February is American Heart Month. The month is set aside to help Americans focus on heart health. Heart health is important in pets too and this week’s blog post will focus on resources from the Schwarzman Animal Medical Center to educate you on pet heart health.
One of the most common heart conditions seen in dogs and cats is a heart murmur or abnormal heart sound heard using a stethoscope. Heart murmurs result from turbulent blood flow through the heart valves. To listen to a normal heart and one with a murmur, read a previous blog post on heart murmurs.
Non-hereditary cardiomyopathy, also called diet related cardiomyopathy has not gone away and in fact, has been in the news again. Learn the latest by reading our blog about the topic. When you finish that, jump over to the blog by our friends at Petfoodology who also recently updated their information on non-hereditary cardiomyopathy. In summary, while the specific cause is unknown it seems certain diets can contribute to this condition.
Children and Hearts
One of the most popular resources we have about cardiology is our Children’s Resource. This free educational tool provides information on the specialty of cardiology and gives ideas for educational activities for children in various age groups to learn about heart health. Children can view heart x-rays, listen to heart sounds and watch a heart sonogram or echocardiogram.
Interesting Animal Hearts
If you are interested in all kinds of animal hearts, not just those of dogs and cats, watch the video of the Usdan Institute for Animal Health Education’s book club featuring Dr. Bill Shutt talking about his book Pump. Dr. Shutt talks about all kinds of hearts from worm hearts to whale hearts. He details his experience preserving a giant whale heart. To listen to the heartbeat of a whale, click here and scroll down. Be patient, the heartbeat sounds just like one from a dog or cat, but the beats occur very infrequently!
Keeping Your Heart Healthy
One of the best ways to keep your own heart healthy is to get a dog. Read here how your favorite canine is not only a great companion but helps you to achieve this month’s goal of heart health.
Congenital Heart Disease in Pets Event
Some heart conditions are present at birth (congenital) and, if left untreated, may lead to complications over time. If you would like to learn more, AMC’s Usdan Institute for Animal Health Education is sponsoring a presentation “Congenital Heart Disease in Pets” on Wednesday, March 15, 2023 at 6PM, featuring Schwarzman AMC’s board-certified cardiologist Dr. Carl Toborowsky.

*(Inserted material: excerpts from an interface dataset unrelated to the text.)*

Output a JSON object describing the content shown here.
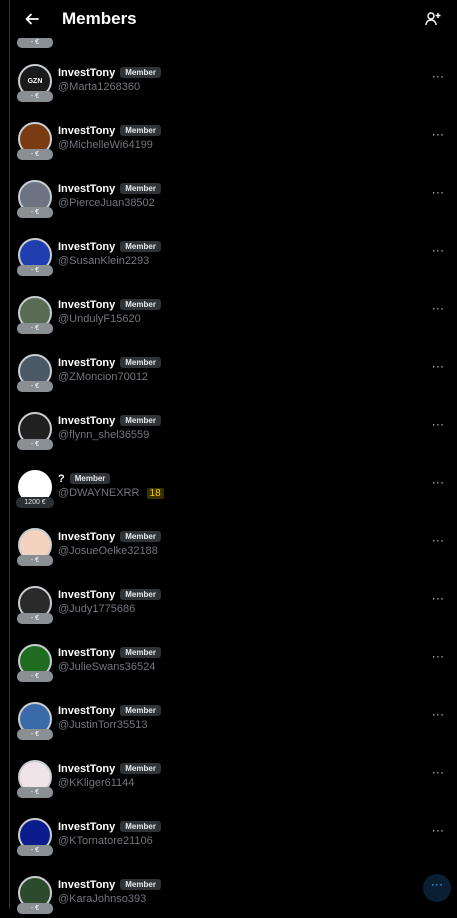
{
  "header": {
    "title": "Members",
    "back_icon": "arrow-left-icon",
    "add_icon": "person-add-icon"
  },
  "top_partial_pill": "- €",
  "members": [
    {
      "name": "InvestTony",
      "badge": "Member",
      "handle": "@Marta1268360",
      "pill": "- €",
      "avatar_color": "#1a1a1a",
      "avatar_text": "GZN"
    },
    {
      "name": "InvestTony",
      "badge": "Member",
      "handle": "@MichelleWi64199",
      "pill": "- €",
      "avatar_color": "#7a3b12"
    },
    {
      "name": "InvestTony",
      "badge": "Member",
      "handle": "@PierceJuan38502",
      "pill": "- €",
      "avatar_color": "#6b7480"
    },
    {
      "name": "InvestTony",
      "badge": "Member",
      "handle": "@SusanKlein2293",
      "pill": "- €",
      "avatar_color": "#1f3fb0"
    },
    {
      "name": "InvestTony",
      "badge": "Member",
      "handle": "@UndulyF15620",
      "pill": "- €",
      "avatar_color": "#5a6b55"
    },
    {
      "name": "InvestTony",
      "badge": "Member",
      "handle": "@ZMoncion70012",
      "pill": "- €",
      "avatar_color": "#4b5866"
    },
    {
      "name": "InvestTony",
      "badge": "Member",
      "handle": "@flynn_shel36559",
      "pill": "- €",
      "avatar_color": "#202020"
    },
    {
      "name": "?",
      "badge": "Member",
      "handle": "@DWAYNEXRR",
      "count": "18",
      "pill": "1200 €",
      "avatar_color": "#ffffff",
      "pill_dark": true
    },
    {
      "name": "InvestTony",
      "badge": "Member",
      "handle": "@JosueOelke32188",
      "pill": "- €",
      "avatar_color": "#f3d2c0"
    },
    {
      "name": "InvestTony",
      "badge": "Member",
      "handle": "@Judy1775686",
      "pill": "- €",
      "avatar_color": "#2a2a2a"
    },
    {
      "name": "InvestTony",
      "badge": "Member",
      "handle": "@JulieSwans36524",
      "pill": "- €",
      "avatar_color": "#1f6b1f"
    },
    {
      "name": "InvestTony",
      "badge": "Member",
      "handle": "@JustinTorr35513",
      "pill": "- €",
      "avatar_color": "#3a6ba8"
    },
    {
      "name": "InvestTony",
      "badge": "Member",
      "handle": "@KKliger61144",
      "pill": "- €",
      "avatar_color": "#f0e4e8"
    },
    {
      "name": "InvestTony",
      "badge": "Member",
      "handle": "@KTornatore21106",
      "pill": "- €",
      "avatar_color": "#0b1c8c"
    },
    {
      "name": "InvestTony",
      "badge": "Member",
      "handle": "@KaraJohnso393",
      "pill": "- €",
      "avatar_color": "#2c4a2c",
      "more_active": true
    }
  ],
  "more_icon": "more-horizontal-icon"
}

canine cardiomyopathy, Cardiology, dogs, heart disease, Heart health, pets, veterinary,